Chilean lithium producer SQM’s share prices
have gone down by 13% in less than a week to stand at $50.71 at
the close of the market on Wednesday February 28, compared with
$58.32 on February 23.
Investors’ fears of oversupply in the lithium
market were triggered on February 26 with the release by
investment bank Morgan Stanley of research suggesting that the
price of lithium could fall by 45% by 2021 because of the
planned expansion of lithium production in Chile by that
Consequently, SQM’s share value dropped despite
the announcement by the company on Wednesday of solid results
SQM’s earnings increased by 53.6% to $427.7
million for the full year of 2017, from $278.3 million in the
full year of 2016.
The robust results achieved in 2017 were a result of strong
lithium demand alongside the significantly higher prices
achieved for lithium compounds throughout the year, chief
executive officer Patricio de Solminihac said.
"We achieved the same sales volumes in our lithium and
derivatives business in 2017 as in the previous year, but
prices increased by 25%, with the average price rising to more
than $13,500 per tonne in the fourth quarter [of 2017]," he
The prices for lithium carbonate, battery grade (min 99.5%),
rose to $17.50-19.50* per kg on a cif China, Japan & South
Korea basis, and to $15.50-18.50 per kg on a ddp Europe and US
basis, on Thursday March 1. This compared with an average price
of $7 per kg in March of 2016, according to Industrial Minerals
The average spot price of China-origin lithium carbonate
(Li2CO3), ex-works China, battery grade (min 99.5%), remained
strong at 150,000 yuan ($23,705) per tonne*, according to
Industrial Minerals’ assessment on February
Under a new agreement with Chilean economic
development agency Corfo, SQM is allowed to increase
lithium compounds production to 216,000 tonnes per year by
2025, from 49,700 tonnes of lithium products in both 2017 and
Meanwhile, rival producer Albemarle could increase its lithium compounds
production in Chile this year to as much as 125,000 tpy,
from 44,000 tonnes of lithium products in 2017.
In SQM’s 2017 results, de Solminihac said that

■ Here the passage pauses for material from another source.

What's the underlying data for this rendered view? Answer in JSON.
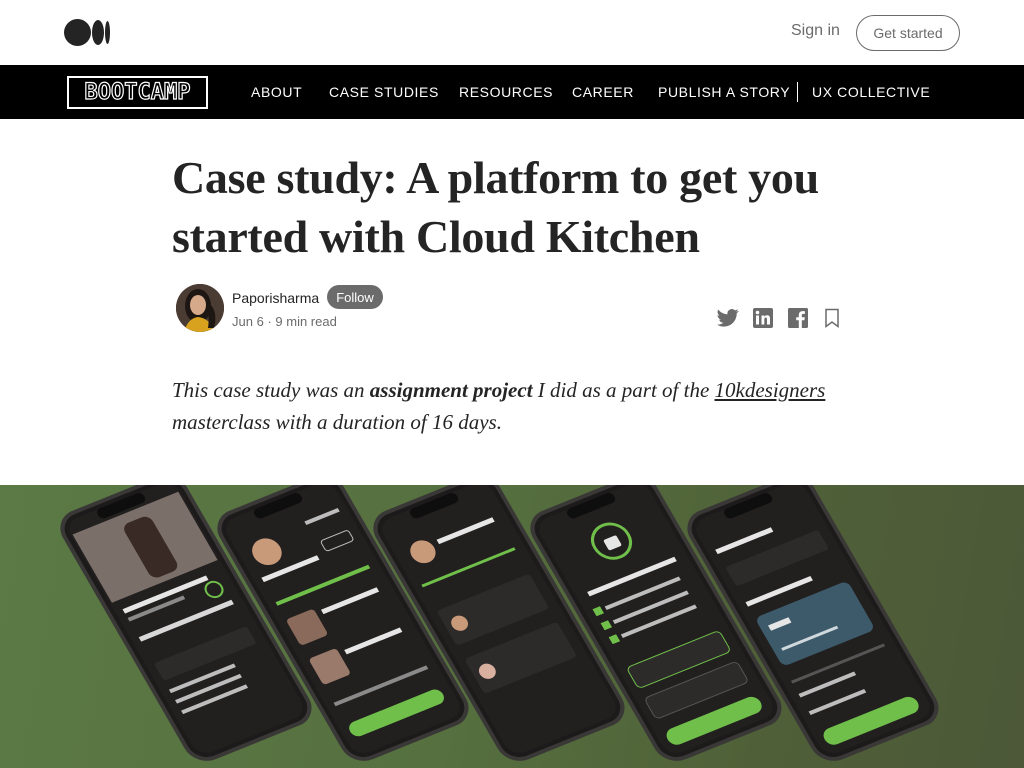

the company would "evaluate the timing for future expansions in
the Salar de Atacama based on market conditions." He did not

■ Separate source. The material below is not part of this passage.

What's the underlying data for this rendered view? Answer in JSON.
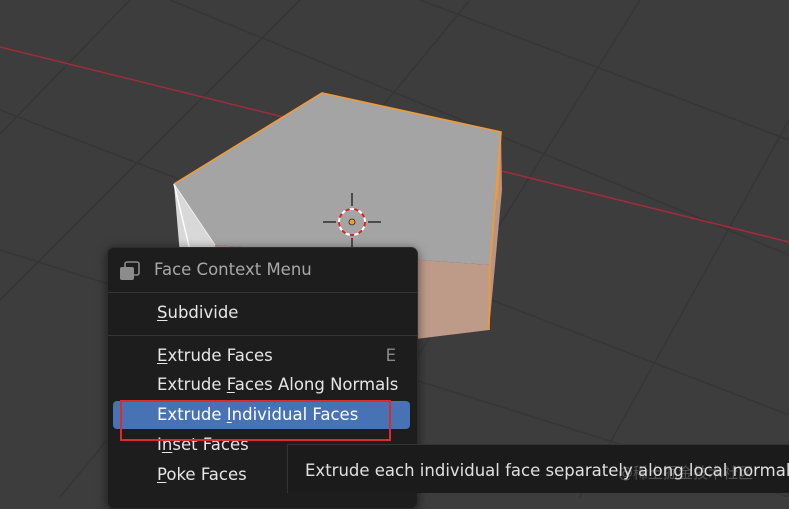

say that the new agreement with Corfo would lead directly to an
increase in production toward the maximum agreed level.
With the current undersupply in the lithium market, where
end-users such as carmakers Volkswagen and BMW have no
purchasing power, different market experts and producers have
told Industrial Minerals that the projected fall in prices by
2021 would be unlikely. And oversupply of lithium would be far
from likely if we look only at current supply and demand for
this battery material.
"There is a lot of potential supply planned by the different
lithium producers and junior producers. However, when looking
at the pace at which lithium production has come online in the
past 10 years, and the current demand for lithium compounds in
China, Japan and [South] Korea, I find it unlikely that the
market [will be] oversupplied any time soon," a Chinese lithium
producer told Industrial Minerals.
In 2017, Chinese producers of new energy vehicles
(NEVs) reached total production of 794,000 units, an
increase of 53.8% year-on-year, while sales went up by 53.3% to
777,000 units throughout the year, according to the China
Association of Automobile Manufacturers (CAAM).
Bloomberg New Energy Finance expects to see the
world’s battery capacity more than double by 2021
to 320 GWh per year, from 116 GWh at present. This will happen
with support from Chinese subsidies to promoted the development
of that country’s NEV industry, which it is hoped
will produce 2 million vehicles by 2020.
Supported by strong rates of production and sales growth in
China and Asia, demand for lithium compounds is expected to
treble to nearly 600,000 tpy by 2026, against a forecast supply
of 379,800 tpy by the same year, according to Industrial
Minerals’ research document Global Lithium Market:
Five Year Strategic Outlook.
"Even after the agreement between SQM and Corfo, it will
take SQM considerable time to bring new production online. It
will take several years and would take until 2020 before the
new material reaches the market, if everything goes according
to plan," William Adams, principal consultant at Metal
Bulletin, told Industrial Minerals.
"Bringing online new lithium production has been
systematically delayed in recent years," Adams added. "A lot of
forecasts look at production capacity but producers, especially
those ramping up new capacity, will struggle to produce as much
as many expect… Greenfield production [projects] could
take as long as 10 years before they start production."
The boom in demand for lithium compounds is only starting
and has many decades ahead of it, Adams explained, adding that
the new energy industry is not just about NEVs but also about
electricity grid storage.
* All lithium carbonate and hydroxide prices are
available in the Industrial Minerals’ Battery Price
Report. Lithium technical and industrial grade prices are
available on the Industrial Minerals pricing